Cir. 1987); see Thompson v. Bank of New Orleans and Trust
Co., 422 So.2d 230, 231 (La.App. 4 Cir. 1982); see
also Ortego v. State, Dep't of Transp. &
Dev., 96-1322, p. 7-8 (La. 2/25/97), 689 So.2d 1358,
1364 (noting that under Louisiana law, a valid compromise may
form the basis of a plea of res judicata).
compromise is a contract whereby the parties, through
concessions made by one or more of them, settle a dispute or
an uncertainty concerning an obligation or other legal
relationship. La. Civ. Code art. 3071. A compromise precludes
the parties from bringing a subsequent action based upon the
matter that was compromised. La. Civ. Code art. 3080. A party
seeking to interpose a release instrument to support an
exception of res judicata bears “[t]he burden
of proof . . . to establish the requisites for a valid
compromise, including the parties' intent to settle the
differences being asserted in the action in which it is
interposed.” Brown v. Drillers, Inc., 630
So.2d 741, 747 (La. 1994); Myers, 43 So.3d at 211.
However, “[w]here a settlement and release refer
expressly to the claim sought to be released by the party
seeking to enforce the settlement . . . the burden [shifts]
to the party seeking to oppose the enforcement of the
[agreement] to prove that there was no meeting of the
minds.” Hymel v. Eagle, 2008-1287, p. 13
(La.App. 4 Cir. 3/18/09), 7 So.3d 1249, 1257.
Defendant bears the burden of establishing res
judicata. See Myers, 43 So.3d at 211; see
also Brown, 630 So.2d at 747. Plaintiffs contend that
Defendant has failed to meet its burden regarding the
validity of the Release Agreement. In addition, Plaintiffs
assert that Defendant has failed to establish that the causes
of action asserted in the current suit existed at the time
Decedent and his wife executed the Release
The Release Agreement is Valid
assert that the Release Agreement is invalid because it was
not signed by both parties.
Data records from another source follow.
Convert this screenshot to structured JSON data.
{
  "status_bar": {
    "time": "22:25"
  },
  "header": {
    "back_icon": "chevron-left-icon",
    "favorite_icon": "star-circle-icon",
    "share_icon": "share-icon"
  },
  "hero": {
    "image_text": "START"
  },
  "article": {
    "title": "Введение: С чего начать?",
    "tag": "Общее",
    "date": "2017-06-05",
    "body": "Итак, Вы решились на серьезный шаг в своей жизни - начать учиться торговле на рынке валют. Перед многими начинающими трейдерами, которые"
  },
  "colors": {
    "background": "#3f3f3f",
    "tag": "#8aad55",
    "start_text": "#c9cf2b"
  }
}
Pursuant to La. Civ. Code art.
3072, a compromise must be reduced to writing and signed by
the parties or their agents. La. Civ. Code art. 3072; see
Sullivan v. Sullivan, 95-2122, p. 4 (La. 4/8/96), 671
So.2d 315; see also Lavan v. Nowell,708 So.2d 1052,
1052 (La. 1998). However, the signatures need not be
contained in one document to satisfy the writing requirement
of La. Civ. Code art. 3072. See Felder v. Georgia Pac.
Corp., 405 So.2d 521, 523 (La. 1981) (“Where two
instruments, when read together, outline the obligations each
party has ...